Work required.
Repeat the data exactly, so that every line matches the original.
(Data for analysis Opens)
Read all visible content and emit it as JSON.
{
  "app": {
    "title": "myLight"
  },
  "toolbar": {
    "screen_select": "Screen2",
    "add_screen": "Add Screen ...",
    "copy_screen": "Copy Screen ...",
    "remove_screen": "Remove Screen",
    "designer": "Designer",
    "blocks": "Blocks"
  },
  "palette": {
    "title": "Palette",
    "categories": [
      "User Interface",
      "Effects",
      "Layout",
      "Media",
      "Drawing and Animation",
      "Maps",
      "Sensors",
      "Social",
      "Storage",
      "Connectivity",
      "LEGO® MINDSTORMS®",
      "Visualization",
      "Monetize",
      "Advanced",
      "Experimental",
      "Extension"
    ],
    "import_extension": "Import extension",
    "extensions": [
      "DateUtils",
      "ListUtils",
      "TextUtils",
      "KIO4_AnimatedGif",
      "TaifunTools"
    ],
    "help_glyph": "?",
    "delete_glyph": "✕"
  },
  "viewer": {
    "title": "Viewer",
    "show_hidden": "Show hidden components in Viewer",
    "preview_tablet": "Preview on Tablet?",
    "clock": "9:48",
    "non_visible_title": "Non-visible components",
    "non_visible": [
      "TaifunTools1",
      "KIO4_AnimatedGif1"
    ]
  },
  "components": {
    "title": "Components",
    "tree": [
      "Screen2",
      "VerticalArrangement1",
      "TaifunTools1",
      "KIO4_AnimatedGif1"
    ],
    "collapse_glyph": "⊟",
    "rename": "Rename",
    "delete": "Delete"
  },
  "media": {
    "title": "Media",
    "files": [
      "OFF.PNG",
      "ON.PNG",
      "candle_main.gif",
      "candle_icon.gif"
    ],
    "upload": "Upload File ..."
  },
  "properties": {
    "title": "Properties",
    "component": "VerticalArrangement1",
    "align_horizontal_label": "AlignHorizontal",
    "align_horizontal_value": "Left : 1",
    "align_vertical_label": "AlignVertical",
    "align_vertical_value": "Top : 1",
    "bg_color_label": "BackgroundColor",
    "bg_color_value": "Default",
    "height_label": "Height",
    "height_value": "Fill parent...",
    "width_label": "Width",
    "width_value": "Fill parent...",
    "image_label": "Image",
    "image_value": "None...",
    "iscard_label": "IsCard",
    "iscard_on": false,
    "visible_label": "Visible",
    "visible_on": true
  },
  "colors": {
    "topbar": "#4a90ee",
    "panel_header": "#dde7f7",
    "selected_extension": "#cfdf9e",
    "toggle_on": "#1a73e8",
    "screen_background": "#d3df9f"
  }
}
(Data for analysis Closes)
Solution for this task.
Read all visible content and emit it as JSON.
{
  "app": {
    "title": "myLight"
  },
  "toolbar": {
    "screen_select": "Screen2",
    "add_screen": "Add Screen ...",
    "copy_screen": "Copy Screen ...",
    "remove_screen": "Remove Screen",
    "designer": "Designer",
    "blocks": "Blocks"
  },
  "palette": {
    "title": "Palette",
    "categories": [
      "User Interface",
      "Effects",
      "Layout",
      "Media",
      "Drawing and Animation",
      "Maps",
      "Sensors",
      "Social",
      "Storage",
      "Connectivity",
      "LEGO® MINDSTORMS®",
      "Visualization",
      "Monetize",
      "Advanced",
      "Experimental",
      "Extension"
    ],
    "import_extension": "Import extension",
    "extensions": [
      "DateUtils",
      "ListUtils",
      "TextUtils",
      "KIO4_AnimatedGif",
      "TaifunTools"
    ],
    "help_glyph": "?",
    "delete_glyph": "✕"
  },
  "viewer": {
    "title": "Viewer",
    "show_hidden": "Show hidden components in Viewer",
    "preview_tablet": "Preview on Tablet?",
    "clock": "9:48",
    "non_visible_title": "Non-visible components",
    "non_visible": [
      "TaifunTools1",
      "KIO4_AnimatedGif1"
    ]
  },
  "components": {
    "title": "Components",
    "tree": [
      "Screen2",
      "VerticalArrangement1",
      "TaifunTools1",
      "KIO4_AnimatedGif1"
    ],
    "collapse_glyph": "⊟",
    "rename": "Rename",
    "delete": "Delete"
  },
  "media": {
    "title": "Media",
    "files": [
      "OFF.PNG",
      "ON.PNG",
      "candle_main.gif",
      "candle_icon.gif"
    ],
    "upload": "Upload File ..."
  },
  "properties": {
    "title": "Properties",
    "component": "VerticalArrangement1",
    "align_horizontal_label": "AlignHorizontal",
    "align_horizontal_value": "Left : 1",
    "align_vertical_label": "AlignVertical",
    "align_vertical_value": "Top : 1",
    "bg_color_label": "BackgroundColor",
    "bg_color_value": "Default",
    "height_label": "Height",
    "height_value": "Fill parent...",
    "width_label": "Width",
    "width_value": "Fill parent...",
    "image_label": "Image",
    "image_value": "None...",
    "iscard_label": "IsCard",
    "iscard_on": false,
    "visible_label": "Visible",
    "visible_on": true
  },
  "colors": {
    "topbar": "#4a90ee",
    "panel_header": "#dde7f7",
    "selected_extension": "#cfdf9e",
    "toggle_on": "#1a73e8",
    "screen_background": "#d3df9f"
  }
}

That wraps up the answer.